Although obesity rates have been rising around the world, the problem is particularly pronounced in Samoa. In 2010, 80 percent of Samoan men and 91 percent of Samoan women had obesity. A new Yale co-authored study may help explain the high rates of obesity among Samoans.
Researchers genotyped thousands of Samoans and found a genetic variant on chromosome five, which has genes that contribute to more efficient fat storage. According to the study, which was a collaborative effort that included researchers from the Yale School of Public Health, this variant is rare globally, but very common among people living in Samoa. Although this variant, coined as the “thrifty” gene, may once have protected Samoans during times of food scarcity, it now appears to play a role in Samoa’s current obesity epidemic, according to the paper, which was published on July 25 in the scientific journal Nature Genetics.
Obesity is associated with a variety of health problems, according to the Centers for Disease Control and Prevention. Obesity-related conditions include heart disease, stroke, Type 2 diabetes and certain cancers. However, even though the “thrifty” variant made fat storage more efficient, it also reduced the risk of Type 2 diabetes for carriers.
“Although this variant is extremely rare in other populations, it is common in Samoans, with an effect size much larger than that of any other known common body-mass-index risk variant,” the researchers wrote in the paper. Nicola Hawley, professor of chronic disease epidemiology at Yale, was a co-first author.
Researchers studied the genomes of 3,072 Samoans across 33 different villages, genotyping more than 600,000 markers on each genome. A variant on chromosome five was significantly associated with obesity — having the mutation increased the odds of having obesity by 35 percent.
The researchers noted that there were three possible genotypes among the participants they studied. They found that 7 percent of subjects had two copies of the variant, 38 percent had one copy, and 55 percent did not have the variant at all.
“We plan to expand our work in humans to see whether and how the metabolism and body composition differs in individuals with each of the three genotypes,” said Ryan Minster, study co-author and human genetics professor at the University of Pittsburgh Graduate School of Public Health. “We’d also like to understand the distribution of the BMI-increasing version of [the gene] across the Pacific.”
The variant is virtually absent from populations outside of Samoa, according to the study paper.
To understand the mechanism behind the variant’s association with greater weight gain, researchers used laboratory cell models of mice fat cells.

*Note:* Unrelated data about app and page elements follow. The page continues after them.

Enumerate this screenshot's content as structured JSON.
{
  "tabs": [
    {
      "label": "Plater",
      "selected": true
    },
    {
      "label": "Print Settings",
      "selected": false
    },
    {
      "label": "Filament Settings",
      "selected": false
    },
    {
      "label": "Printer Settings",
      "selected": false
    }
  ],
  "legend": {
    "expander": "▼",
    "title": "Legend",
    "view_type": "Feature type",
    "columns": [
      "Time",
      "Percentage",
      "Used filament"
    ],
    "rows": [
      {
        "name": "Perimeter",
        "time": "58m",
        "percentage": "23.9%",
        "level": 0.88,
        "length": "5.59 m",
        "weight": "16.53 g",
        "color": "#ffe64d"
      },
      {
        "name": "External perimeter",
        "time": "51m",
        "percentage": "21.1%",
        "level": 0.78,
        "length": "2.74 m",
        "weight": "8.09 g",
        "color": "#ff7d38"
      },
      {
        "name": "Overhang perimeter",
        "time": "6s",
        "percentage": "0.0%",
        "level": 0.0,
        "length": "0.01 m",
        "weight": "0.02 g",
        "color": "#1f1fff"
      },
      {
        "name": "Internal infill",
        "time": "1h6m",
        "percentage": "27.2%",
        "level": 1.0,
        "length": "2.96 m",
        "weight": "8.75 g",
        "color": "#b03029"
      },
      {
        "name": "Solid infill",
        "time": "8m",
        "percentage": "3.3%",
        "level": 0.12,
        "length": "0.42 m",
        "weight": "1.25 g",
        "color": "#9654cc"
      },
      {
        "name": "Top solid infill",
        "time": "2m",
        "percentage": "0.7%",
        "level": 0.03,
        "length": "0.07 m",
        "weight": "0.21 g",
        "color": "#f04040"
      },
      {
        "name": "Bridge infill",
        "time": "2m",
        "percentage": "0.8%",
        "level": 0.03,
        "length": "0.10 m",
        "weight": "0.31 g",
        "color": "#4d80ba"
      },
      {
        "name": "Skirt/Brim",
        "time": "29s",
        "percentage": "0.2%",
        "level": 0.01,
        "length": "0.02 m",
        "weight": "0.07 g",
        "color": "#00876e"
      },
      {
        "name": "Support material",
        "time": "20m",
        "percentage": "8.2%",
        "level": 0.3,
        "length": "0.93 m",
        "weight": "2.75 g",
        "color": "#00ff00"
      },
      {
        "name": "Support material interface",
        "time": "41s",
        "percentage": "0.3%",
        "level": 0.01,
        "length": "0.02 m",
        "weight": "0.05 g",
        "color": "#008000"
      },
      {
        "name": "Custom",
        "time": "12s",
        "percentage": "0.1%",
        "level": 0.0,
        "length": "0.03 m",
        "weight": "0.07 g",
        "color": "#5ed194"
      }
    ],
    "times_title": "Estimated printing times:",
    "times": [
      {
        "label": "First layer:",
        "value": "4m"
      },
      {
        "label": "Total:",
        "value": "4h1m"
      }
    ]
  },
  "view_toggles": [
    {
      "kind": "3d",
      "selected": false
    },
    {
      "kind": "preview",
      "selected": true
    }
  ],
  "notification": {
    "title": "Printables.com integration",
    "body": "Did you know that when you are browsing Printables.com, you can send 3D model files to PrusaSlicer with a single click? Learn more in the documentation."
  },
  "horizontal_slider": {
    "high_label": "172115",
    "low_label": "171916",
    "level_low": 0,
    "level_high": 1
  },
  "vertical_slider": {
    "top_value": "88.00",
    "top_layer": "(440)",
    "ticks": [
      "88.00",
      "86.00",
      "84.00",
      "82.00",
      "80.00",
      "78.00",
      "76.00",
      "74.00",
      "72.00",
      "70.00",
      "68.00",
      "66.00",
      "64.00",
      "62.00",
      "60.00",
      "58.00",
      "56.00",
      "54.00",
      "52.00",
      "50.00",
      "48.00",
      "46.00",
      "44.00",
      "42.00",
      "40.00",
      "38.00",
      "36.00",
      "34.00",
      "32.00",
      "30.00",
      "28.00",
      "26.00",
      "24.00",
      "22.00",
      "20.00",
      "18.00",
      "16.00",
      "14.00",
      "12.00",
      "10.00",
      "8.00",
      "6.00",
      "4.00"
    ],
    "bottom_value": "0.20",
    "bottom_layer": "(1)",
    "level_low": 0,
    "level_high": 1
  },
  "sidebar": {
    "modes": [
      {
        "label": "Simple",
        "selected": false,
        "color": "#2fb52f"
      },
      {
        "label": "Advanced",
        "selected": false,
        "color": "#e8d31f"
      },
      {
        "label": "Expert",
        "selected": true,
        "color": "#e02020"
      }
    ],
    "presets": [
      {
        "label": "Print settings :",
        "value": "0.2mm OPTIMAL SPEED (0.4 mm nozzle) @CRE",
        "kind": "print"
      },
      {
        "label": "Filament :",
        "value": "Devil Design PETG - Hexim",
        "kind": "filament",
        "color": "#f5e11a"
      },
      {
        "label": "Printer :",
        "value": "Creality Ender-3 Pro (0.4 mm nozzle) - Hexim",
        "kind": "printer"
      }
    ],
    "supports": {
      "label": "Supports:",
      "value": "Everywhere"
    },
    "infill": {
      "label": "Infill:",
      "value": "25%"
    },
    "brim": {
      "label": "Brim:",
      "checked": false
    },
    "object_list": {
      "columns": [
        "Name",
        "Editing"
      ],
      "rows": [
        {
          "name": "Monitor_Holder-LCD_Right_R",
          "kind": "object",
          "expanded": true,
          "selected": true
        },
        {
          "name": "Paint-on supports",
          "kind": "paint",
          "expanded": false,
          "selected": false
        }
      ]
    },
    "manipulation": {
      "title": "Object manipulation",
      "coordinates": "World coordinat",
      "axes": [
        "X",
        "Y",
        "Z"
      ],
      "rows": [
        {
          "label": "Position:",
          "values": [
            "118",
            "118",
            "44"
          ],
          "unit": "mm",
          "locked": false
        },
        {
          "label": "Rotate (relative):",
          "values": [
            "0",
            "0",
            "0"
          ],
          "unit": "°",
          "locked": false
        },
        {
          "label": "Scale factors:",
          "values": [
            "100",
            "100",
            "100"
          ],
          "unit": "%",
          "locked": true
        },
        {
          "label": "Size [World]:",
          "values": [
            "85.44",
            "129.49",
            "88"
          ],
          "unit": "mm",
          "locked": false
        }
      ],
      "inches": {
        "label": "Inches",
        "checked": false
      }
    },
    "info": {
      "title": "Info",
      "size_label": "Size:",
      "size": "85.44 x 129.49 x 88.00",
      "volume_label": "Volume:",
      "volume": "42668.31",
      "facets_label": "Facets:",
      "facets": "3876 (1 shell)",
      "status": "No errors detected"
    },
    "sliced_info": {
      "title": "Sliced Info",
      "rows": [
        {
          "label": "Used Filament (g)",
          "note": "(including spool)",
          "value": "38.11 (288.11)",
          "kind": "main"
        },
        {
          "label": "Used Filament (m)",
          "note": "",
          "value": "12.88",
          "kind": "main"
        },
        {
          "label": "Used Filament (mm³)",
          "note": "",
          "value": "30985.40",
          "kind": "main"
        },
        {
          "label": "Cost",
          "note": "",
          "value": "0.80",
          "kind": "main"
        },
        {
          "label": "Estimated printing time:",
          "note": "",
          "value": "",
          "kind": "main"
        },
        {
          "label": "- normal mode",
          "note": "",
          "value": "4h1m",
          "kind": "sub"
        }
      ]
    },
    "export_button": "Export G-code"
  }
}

Cells that included the “thrifty” variant were able to store fat more efficiently than were cells without that variation.
Although the “thrifty” variant can make it easier to gain weight, researchers say that it plays only a small role in obesity. According to the study paper, it only accounts for two percent of BMI variation among Samoans.
“A healthy diet and physical activity are still key to maintaining a healthy weight,” said Stephen McGarvey SPH ’84, study co-author and professor at the Brown University School of Public Health, in a July 25 press release.
The World Health Organization defines obesity as a BMI of 30 or higher.
Correction, Aug. 27: A previous version of this article incorrectly stated that Nicola Hawley led the study; in fact, she was a co-first author.